Add back to the frying pan the squid, add the garlic and season with salt and pepper. Fry off for a couple of minutes then add the white wine and the saffron. Start to cook the pasta, when it floats in the boiling water add to the frying pan with some of the pasta cooking water, some more olive oil, the chopped parsley, and the zest of a lemon.
Toss everything together and taste to see if any further seasoning or lemon juice is needed.
Pea gnocchi with pistachio pesto
Swapping potatoes for peas makes for a verdant and bright gnocchi that pairs perfectly with pistachio pesto
Pea gnocchi with pistachio pesto
Preparation time 15 minutes
Cooking time 4 minutes
Gnocchi is traditionally made with potatoes, but there are plenty of other vegetables that can be used in the dough to create something delicious.
At Pophams they let the seasons dictate play – gnocchi is made from the glut of pumpkins in the autumn, parsnips in the winter and peas once the springtime rolls in. If you can get your hands on fresh British peas they work a treat, but fear not if you can't – frozen works just as well.
For a finishing touch, add some ruffles of mortadella – a nod to the classic pairing of peas and ham.
Pea gnocchi dough:
200g frozen peas, defrosted
1 egg yolk
300g 00 flour
Large pinch of salt
30g peeled pistachios
½ clove garlic
150g good olive oil
30g parmesan grated
Burrata or mozzarella
In a food processor, blend the peas with the egg yolk, water and a large pinch of salt. Once fully combined, add the flour and pulse until it comes together as a dough.

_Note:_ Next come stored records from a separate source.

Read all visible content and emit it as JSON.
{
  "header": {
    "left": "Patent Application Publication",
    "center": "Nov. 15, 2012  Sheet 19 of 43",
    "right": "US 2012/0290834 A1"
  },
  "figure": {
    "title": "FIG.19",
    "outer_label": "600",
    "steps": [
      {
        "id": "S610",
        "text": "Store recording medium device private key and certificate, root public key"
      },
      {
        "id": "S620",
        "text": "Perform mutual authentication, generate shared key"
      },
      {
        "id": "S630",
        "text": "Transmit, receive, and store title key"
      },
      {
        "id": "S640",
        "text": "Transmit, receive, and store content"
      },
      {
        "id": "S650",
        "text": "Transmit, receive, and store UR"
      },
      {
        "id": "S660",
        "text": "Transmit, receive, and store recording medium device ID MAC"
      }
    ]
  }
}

Divide the dough roughly into 4 and roll out to a sausage shape, around 1cm thick, adding more flour if the dough is sticking. Use a cutlery knife to divide into small gnocchi-size pieces.
Make the pesto by blending the pistachios, garlic and a pinch of salt. Once broken down, add the basil leaves. Gradually drizzle in the oil and finally add the grated parmesan.
Cook the gnocchi in heavily salted water for 3-4 minutes until they rise to the top and have a nice soft texture. Add to a pan with the pesto, a handful more peas and some of the pasta water, and warm on a gentle heat so as not to discolour the pesto. Taste to check if it needs any more salt or pepper.
Serve and top with fresh burrata or mozzarella, mortadella and some lemon zest.